### [INFORMATION SHOWN]

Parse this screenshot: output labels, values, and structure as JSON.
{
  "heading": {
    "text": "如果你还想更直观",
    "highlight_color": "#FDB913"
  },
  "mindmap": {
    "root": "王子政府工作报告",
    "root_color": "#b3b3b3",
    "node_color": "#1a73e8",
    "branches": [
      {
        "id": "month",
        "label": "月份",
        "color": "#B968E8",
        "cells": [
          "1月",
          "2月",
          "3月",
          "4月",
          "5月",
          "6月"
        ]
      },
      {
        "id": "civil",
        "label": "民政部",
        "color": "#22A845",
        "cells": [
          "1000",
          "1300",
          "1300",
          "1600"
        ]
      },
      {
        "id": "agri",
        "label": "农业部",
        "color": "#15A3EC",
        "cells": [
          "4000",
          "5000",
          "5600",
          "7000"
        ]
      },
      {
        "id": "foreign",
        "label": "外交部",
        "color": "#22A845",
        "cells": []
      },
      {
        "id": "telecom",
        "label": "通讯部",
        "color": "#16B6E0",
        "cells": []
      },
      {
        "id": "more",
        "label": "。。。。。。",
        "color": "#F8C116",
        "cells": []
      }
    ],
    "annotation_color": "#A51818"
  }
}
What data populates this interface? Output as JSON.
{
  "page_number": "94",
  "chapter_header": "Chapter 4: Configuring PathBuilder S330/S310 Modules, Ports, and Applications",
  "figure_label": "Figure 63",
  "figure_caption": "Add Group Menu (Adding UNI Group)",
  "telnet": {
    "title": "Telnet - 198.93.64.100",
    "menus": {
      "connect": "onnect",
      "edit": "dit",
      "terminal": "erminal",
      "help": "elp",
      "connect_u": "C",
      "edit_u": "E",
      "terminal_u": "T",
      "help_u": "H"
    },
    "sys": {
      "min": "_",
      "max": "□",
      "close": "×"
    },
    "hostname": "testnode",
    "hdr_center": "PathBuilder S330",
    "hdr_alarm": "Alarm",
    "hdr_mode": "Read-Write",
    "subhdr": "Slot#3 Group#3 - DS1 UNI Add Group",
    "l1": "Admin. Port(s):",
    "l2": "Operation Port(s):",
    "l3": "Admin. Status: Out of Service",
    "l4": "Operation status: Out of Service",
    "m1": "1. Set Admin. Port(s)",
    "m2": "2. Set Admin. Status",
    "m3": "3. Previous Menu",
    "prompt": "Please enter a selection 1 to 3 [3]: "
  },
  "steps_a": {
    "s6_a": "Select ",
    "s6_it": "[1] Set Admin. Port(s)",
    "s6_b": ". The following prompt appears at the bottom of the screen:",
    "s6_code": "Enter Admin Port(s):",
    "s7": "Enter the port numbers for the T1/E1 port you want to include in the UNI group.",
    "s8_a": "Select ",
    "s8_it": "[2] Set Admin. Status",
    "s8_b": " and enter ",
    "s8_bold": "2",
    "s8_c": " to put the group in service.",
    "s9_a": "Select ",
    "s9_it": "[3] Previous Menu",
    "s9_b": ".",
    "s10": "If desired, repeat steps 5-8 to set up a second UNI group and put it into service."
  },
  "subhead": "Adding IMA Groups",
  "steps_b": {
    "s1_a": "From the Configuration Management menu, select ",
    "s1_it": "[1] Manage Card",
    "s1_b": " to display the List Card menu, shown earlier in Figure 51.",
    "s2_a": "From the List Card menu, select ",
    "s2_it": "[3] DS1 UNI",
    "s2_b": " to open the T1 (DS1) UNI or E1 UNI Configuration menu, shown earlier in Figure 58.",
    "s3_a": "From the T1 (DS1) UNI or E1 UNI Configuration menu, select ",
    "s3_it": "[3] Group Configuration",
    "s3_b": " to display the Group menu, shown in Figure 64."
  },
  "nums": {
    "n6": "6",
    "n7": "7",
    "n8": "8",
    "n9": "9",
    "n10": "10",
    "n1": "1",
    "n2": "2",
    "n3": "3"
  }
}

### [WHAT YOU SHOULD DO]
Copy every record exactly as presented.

### [YOUR RESPONSE]
Parse this screenshot: output labels, values, and structure as JSON.
{
  "heading": {
    "text": "如果你还想更直观",
    "highlight_color": "#FDB913"
  },
  "mindmap": {
    "root": "王子政府工作报告",
    "root_color": "#b3b3b3",
    "node_color": "#1a73e8",
    "branches": [
      {
        "id": "month",
        "label": "月份",
        "color": "#B968E8",
        "cells": [
          "1月",
          "2月",
          "3月",
          "4月",
          "5月",
          "6月"
        ]
      },
      {
        "id": "civil",
        "label": "民政部",
        "color": "#22A845",
        "cells": [
          "1000",
          "1300",
          "1300",
          "1600"
        ]
      },
      {
        "id": "agri",
        "label": "农业部",
        "color": "#15A3EC",
        "cells": [
          "4000",
          "5000",
          "5600",
          "7000"
        ]
      },
      {
        "id": "foreign",
        "label": "外交部",
        "color": "#22A845",
        "cells": []
      },
      {
        "id": "telecom",
        "label": "通讯部",
        "color": "#16B6E0",
        "cells": []
      },
      {
        "id": "more",
        "label": "。。。。。。",
        "color": "#F8C116",
        "cells": []
      }
    ],
    "annotation_color": "#A51818"
  }
}
What data populates this interface? Output as JSON.
{
  "page_number": "94",
  "chapter_header": "Chapter 4: Configuring PathBuilder S330/S310 Modules, Ports, and Applications",
  "figure_label": "Figure 63",
  "figure_caption": "Add Group Menu (Adding UNI Group)",
  "telnet": {
    "title": "Telnet - 198.93.64.100",
    "menus": {
      "connect": "onnect",
      "edit": "dit",
      "terminal": "erminal",
      "help": "elp",
      "connect_u": "C",
      "edit_u": "E",
      "terminal_u": "T",
      "help_u": "H"
    },
    "sys": {
      "min": "_",
      "max": "□",
      "close": "×"
    },
    "hostname": "testnode",
    "hdr_center": "PathBuilder S330",
    "hdr_alarm": "Alarm",
    "hdr_mode": "Read-Write",
    "subhdr": "Slot#3 Group#3 - DS1 UNI Add Group",
    "l1": "Admin. Port(s):",
    "l2": "Operation Port(s):",
    "l3": "Admin. Status: Out of Service",
    "l4": "Operation status: Out of Service",
    "m1": "1. Set Admin. Port(s)",
    "m2": "2. Set Admin. Status",
    "m3": "3. Previous Menu",
    "prompt": "Please enter a selection 1 to 3 [3]: "
  },
  "steps_a": {
    "s6_a": "Select ",
    "s6_it": "[1] Set Admin. Port(s)",
    "s6_b": ". The following prompt appears at the bottom of the screen:",
    "s6_code": "Enter Admin Port(s):",
    "s7": "Enter the port numbers for the T1/E1 port you want to include in the UNI group.",
    "s8_a": "Select ",
    "s8_it": "[2] Set Admin. Status",
    "s8_b": " and enter ",
    "s8_bold": "2",
    "s8_c": " to put the group in service.",
    "s9_a": "Select ",
    "s9_it": "[3] Previous Menu",
    "s9_b": ".",
    "s10": "If desired, repeat steps 5-8 to set up a second UNI group and put it into service."
  },
  "subhead": "Adding IMA Groups",
  "steps_b": {
    "s1_a": "From the Configuration Management menu, select ",
    "s1_it": "[1] Manage Card",
    "s1_b": " to display the List Card menu, shown earlier in Figure 51.",
    "s2_a": "From the List Card menu, select ",
    "s2_it": "[3] DS1 UNI",
    "s2_b": " to open the T1 (DS1) UNI or E1 UNI Configuration menu, shown earlier in Figure 58.",
    "s3_a": "From the T1 (DS1) UNI or E1 UNI Configuration menu, select ",
    "s3_it": "[3] Group Configuration",
    "s3_b": " to display the Group menu, shown in Figure 64."
  },
  "nums": {
    "n6": "6",
    "n7": "7",
    "n8": "8",
    "n9": "9",
    "n10": "10",
    "n1": "1",
    "n2": "2",
    "n3": "3"
  }
}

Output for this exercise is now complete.